GIVEN ENTRIES
:::::
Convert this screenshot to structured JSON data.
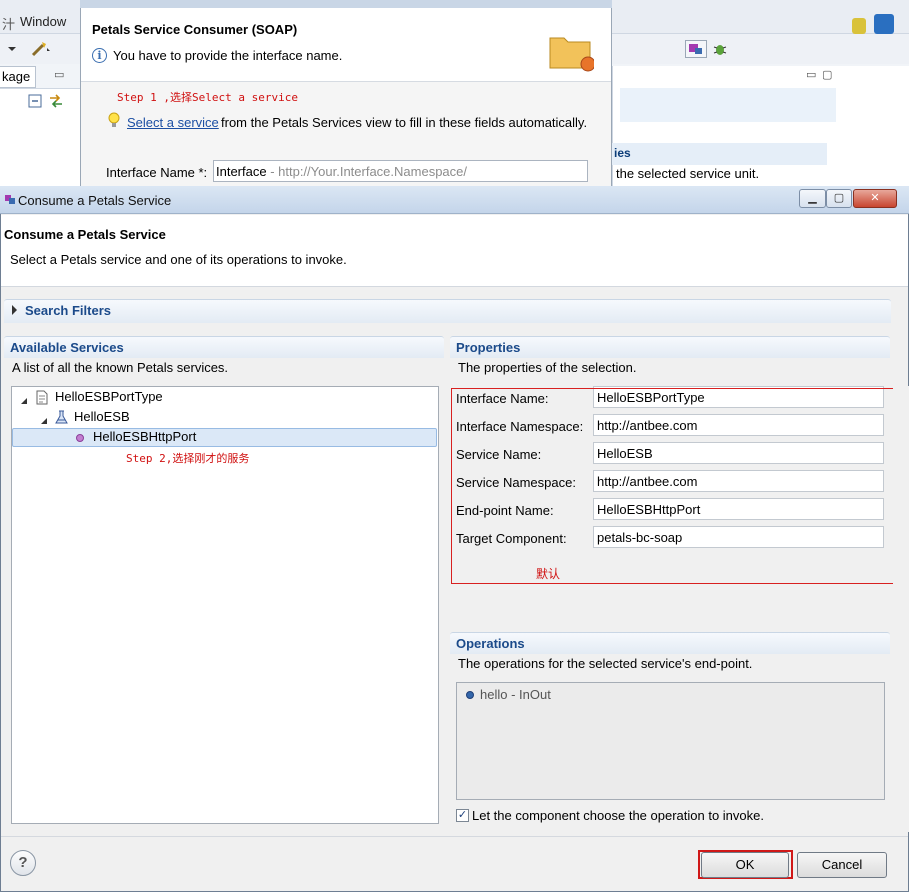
{
  "ide": {
    "menu_partial": "Window",
    "tab_label": "kage"
  },
  "background_panel": {
    "section_title": "ies",
    "description": "the selected service unit."
  },
  "wizard": {
    "title": "Petals Service Consumer (SOAP)",
    "message": "You have to provide the interface name.",
    "step1_annotation": "Step 1 ,选择Select a service",
    "select_link": "Select a service",
    "select_rest": " from the Petals Services view to fill in these fields automatically.",
    "interface_label": "Interface Name *:",
    "interface_value": "Interface",
    "interface_placeholder": "  - http://Your.Interface.Namespace/"
  },
  "dialog": {
    "window_title": "Consume a Petals Service",
    "header_title": "Consume a Petals Service",
    "header_message": "Select a Petals service and one of its operations to invoke.",
    "search_filters": "Search Filters",
    "available": {
      "title": "Available Services",
      "description": "A list of all the known Petals services.",
      "tree": [
        {
          "label": "HelloESBPortType",
          "level": 0,
          "icon": "interface-document-icon"
        },
        {
          "label": "HelloESB",
          "level": 1,
          "icon": "service-flask-icon"
        },
        {
          "label": "HelloESBHttpPort",
          "level": 2,
          "icon": "endpoint-dot-icon",
          "selected": true
        }
      ],
      "step2_annotation": "Step 2,选择刚才的服务"
    },
    "properties": {
      "title": "Properties",
      "description": "The properties of the selection.",
      "fields": [
        {
          "label": "Interface Name:",
          "value": "HelloESBPortType"
        },
        {
          "label": "Interface Namespace:",
          "value": "http://antbee.com"
        },
        {
          "label": "Service Name:",
          "value": "HelloESB"
        },
        {
          "label": "Service Namespace:",
          "value": "http://antbee.com"
        },
        {
          "label": "End-point Name:",
          "value": "HelloESBHttpPort"
        },
        {
          "label": "Target Component:",
          "value": "petals-bc-soap"
        }
      ],
      "default_note": "默认"
    },
    "operations": {
      "title": "Operations",
      "description": "The operations for the selected service's end-point.",
      "items": [
        "hello - InOut"
      ],
      "checkbox_label": "Let the component choose the operation to invoke.",
      "checkbox_checked": true
    },
    "buttons": {
      "help": "?",
      "ok": "OK",
      "cancel": "Cancel"
    }
  },
  "colors": {
    "annotation_red": "#d01010",
    "section_blue": "#1b4a8a",
    "link_blue": "#1c4fa3"
  }
}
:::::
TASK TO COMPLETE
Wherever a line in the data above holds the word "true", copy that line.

OUTPUT BELOW
          "selected": true
      "checkbox_checked": true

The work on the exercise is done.